SCOTT SIMON, host:
In Thailand today, anti-government protesters stormed the venue of an Asian summit meeting at a beach resort south of Bangkok.
(Soundbite of protest)
SIMON: They forced the Thai government to cancel the summit and evacuate some of the world leaders who had assembled there by helicopter. The protesters are calling for the resignation of Prime Minister Abhisit Vejjajiva, who came to power just four months(ph) ago.
The prime minister had declared a state of emergency in and around the city of Pattaya. Joined now by NPR's Southeast Asia correspondent Michael Sullivan in Bangkok. Michael, thanks for being with us.
MICHAEL SULLIVAN: Hi, Scott.
SIMON: And a huge embarrassment for a country which just hasn't seemed to be able to buy political stability for a few months.
SULLIVAN: Yeah, a huge embarrassment, and they've been planning this thing for months and they decided to move it from Bangkok to prevent something like this from happening. They mobilized thousands of security personnel to hedge their bet, but in the end none of it worked.

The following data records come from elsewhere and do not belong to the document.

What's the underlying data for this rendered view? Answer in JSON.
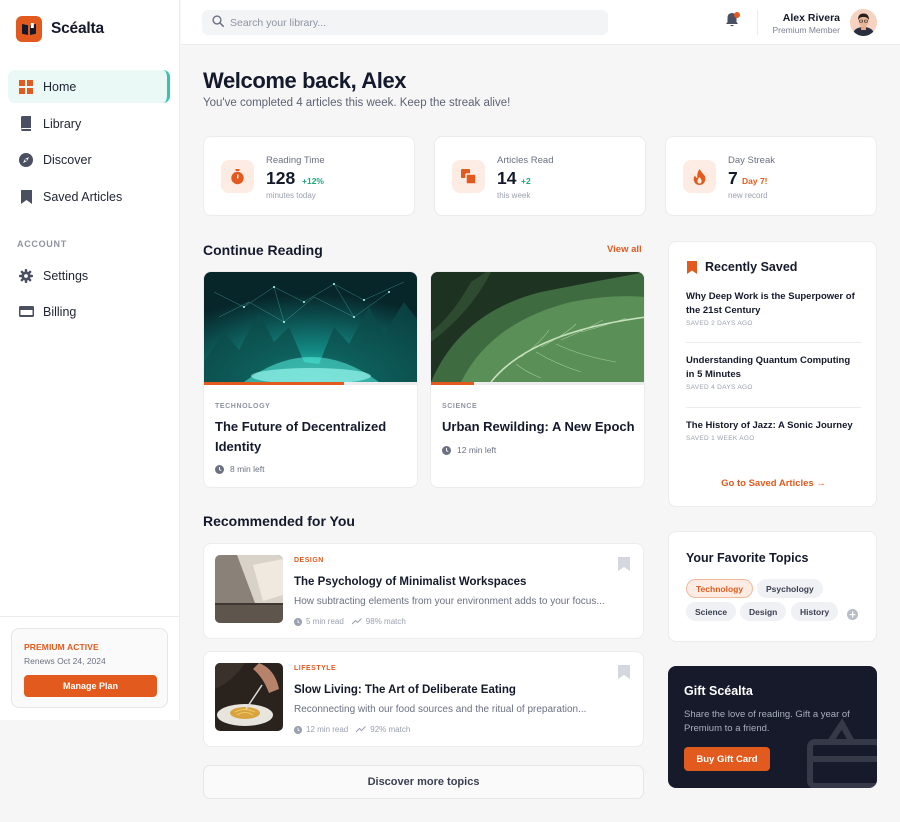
{
  "brand": {
    "name": "Scéalta"
  },
  "nav": {
    "items": [
      {
        "label": "Home",
        "icon": "grid-icon",
        "active": true
      },
      {
        "label": "Library",
        "icon": "book-icon"
      },
      {
        "label": "Discover",
        "icon": "compass-icon"
      },
      {
        "label": "Saved Articles",
        "icon": "bookmark-icon"
      }
    ],
    "section_label": "ACCOUNT",
    "account_items": [
      {
        "label": "Settings",
        "icon": "gear-icon"
      },
      {
        "label": "Billing",
        "icon": "credit-card-icon"
      }
    ]
  },
  "premium": {
    "title": "PREMIUM ACTIVE",
    "renews": "Renews Oct 24, 2024",
    "button": "Manage Plan"
  },
  "header": {
    "search_placeholder": "Search your library...",
    "user_name": "Alex Rivera",
    "user_role": "Premium Member"
  },
  "welcome": {
    "title": "Welcome back, Alex",
    "subtitle": "You've completed 4 articles this week. Keep the streak alive!"
  },
  "stats": [
    {
      "label": "Reading Time",
      "value": "128",
      "delta": "+12%",
      "note": "minutes today",
      "icon": "timer-icon",
      "delta_color": "#1fa67a"
    },
    {
      "label": "Articles Read",
      "value": "14",
      "delta": "+2",
      "note": "this week",
      "icon": "copy-icon",
      "delta_color": "#1fa67a"
    },
    {
      "label": "Day Streak",
      "value": "7",
      "delta": "Day 7!",
      "note": "new record",
      "icon": "flame-icon",
      "delta_color": "#e25a1e"
    }
  ],
  "continue_reading": {
    "title": "Continue Reading",
    "view_all": "View all",
    "cards": [
      {
        "category": "TECHNOLOGY",
        "title": "The Future of Decentralized Identity",
        "time_left": "8 min left",
        "progress": 0.65
      },
      {
        "category": "SCIENCE",
        "title": "Urban Rewilding: A New Epoch",
        "time_left": "12 min left",
        "progress": 0.2
      }
    ]
  },
  "recommended": {
    "title": "Recommended for You",
    "items": [
      {
        "category": "DESIGN",
        "title": "The Psychology of Minimalist Workspaces",
        "description": "How subtracting elements from your environment adds to your focus...",
        "read_time": "5 min read",
        "match": "98% match"
      },
      {
        "category": "LIFESTYLE",
        "title": "Slow Living: The Art of Deliberate Eating",
        "description": "Reconnecting with our food sources and the ritual of preparation...",
        "read_time": "12 min read",
        "match": "92% match"
      }
    ],
    "discover_button": "Discover more topics"
  },
  "recently_saved": {
    "title": "Recently Saved",
    "items": [
      {
        "title": "Why Deep Work is the Superpower of the 21st Century",
        "saved": "SAVED 2 DAYS AGO"
      },
      {
        "title": "Understanding Quantum Computing in 5 Minutes",
        "saved": "SAVED 4 DAYS AGO"
      },
      {
        "title": "The History of Jazz: A Sonic Journey",
        "saved": "SAVED 1 WEEK AGO"
      }
    ],
    "link": "Go to Saved Articles →"
  },
  "topics": {
    "title": "Your Favorite Topics",
    "chips": [
      "Technology",
      "Psychology",
      "Science",
      "Design",
      "History"
    ],
    "active": "Technology"
  },
  "gift": {
    "title": "Gift Scéalta",
    "text": "Share the love of reading. Gift a year of Premium to a friend.",
    "button": "Buy Gift Card"
  },
  "colors": {
    "accent": "#e25a1e",
    "teal": "#35c2b1",
    "positive": "#1fa67a",
    "dark_panel": "#161a2a"
  }
}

And we had this extraordinary sight today of hundreds, maybe thousands, of these red-shirted demonstrators streaming through the conference center unhindered. And I have to say, the Oxford-educated Abhisit, who's normally very smooth, looked a bit rattled. He looked a bit shaken afterwards, when he went on Thai TV to announce a state of emergency in Pattaya and the cancellation of the summit.
Not a good day, Scott, for the prime minister, and not a good day for Thailand on the world stage.
SIMON: What do the protesters want? Why, for example, do they wear red shirts? What does that signify?
SULLIVAN: It signifies their support for the deposed prime minister, Thaksin Shinawatra. He was removed by the Thai military in 2006. The protesters want the current prime minister, Abhisit, gone. They want him to step down, they want new elections to be held. They claim he came to power illegitimately after a government made up of the former prime minister's allies was forced from power in December.
SIMON: So these are not the same people representing the same interests whose protests closed the airports last year?
SULLIVAN: No, no. The people who closed the airport represent the other extreme in Thailand - deeply polarized political scene. They were supporters, or members of the so-called People's Alliance for Democracy. I don't know if you remember, but they occupied the prime minister's office for a couple of months last year, then went after the airports in a successful effort to force what was then a Thaksin-friendly government from office with the connivance, Thaksin supporters claim, of the military and the courts.
SIMON: And where is the former prime minister, Thaksin, and can you give us any feeling for his involvement or lack thereof?
SULLIVAN: He's in exile. He was convicted last year on corruption charges. He was sentenced to two years in prison, but he's clearly orchestrating things by remote control here. And he remains hugely popular among Thailand's rural and urban poor, who make up the majority here, Scott. And that's because they say he delivered for them while in office. And as much as they love him, that's how much the other side hates him; the PAD, the middle and upper classes, the traditional political elite, the military, the monarchists.
But Thaksin, he's kept his hand in. He appeared via videophone this week at some of the opposition rallies. He's kept the pot stirring and today I think it was soup.
SIMON: Michael, being based there in Thailand, give us your best feeling for what you see over the horizon in the next few weeks.
SULLIVAN: I think it's impossible to tell. I mean, Prime Minister Abhisit's government took a hit today. They badly miscalculated the level of support for Thaksin, who just won't go away. But whether the prime minister will be forced to step down, we don't know. But we do know that this just isn't good for Thailand's image or its economy.
I mean, the airport closures gutted the tourism industry back in December at the beginning of the high season. And tourism officials are already saying this is going to be just as bad. I don't think anybody knows where this is going next.
SIMON: NPR's Michael Sullivan from Bangkok. Thanks very much.
SULLIVAN: You're welcome, Scott.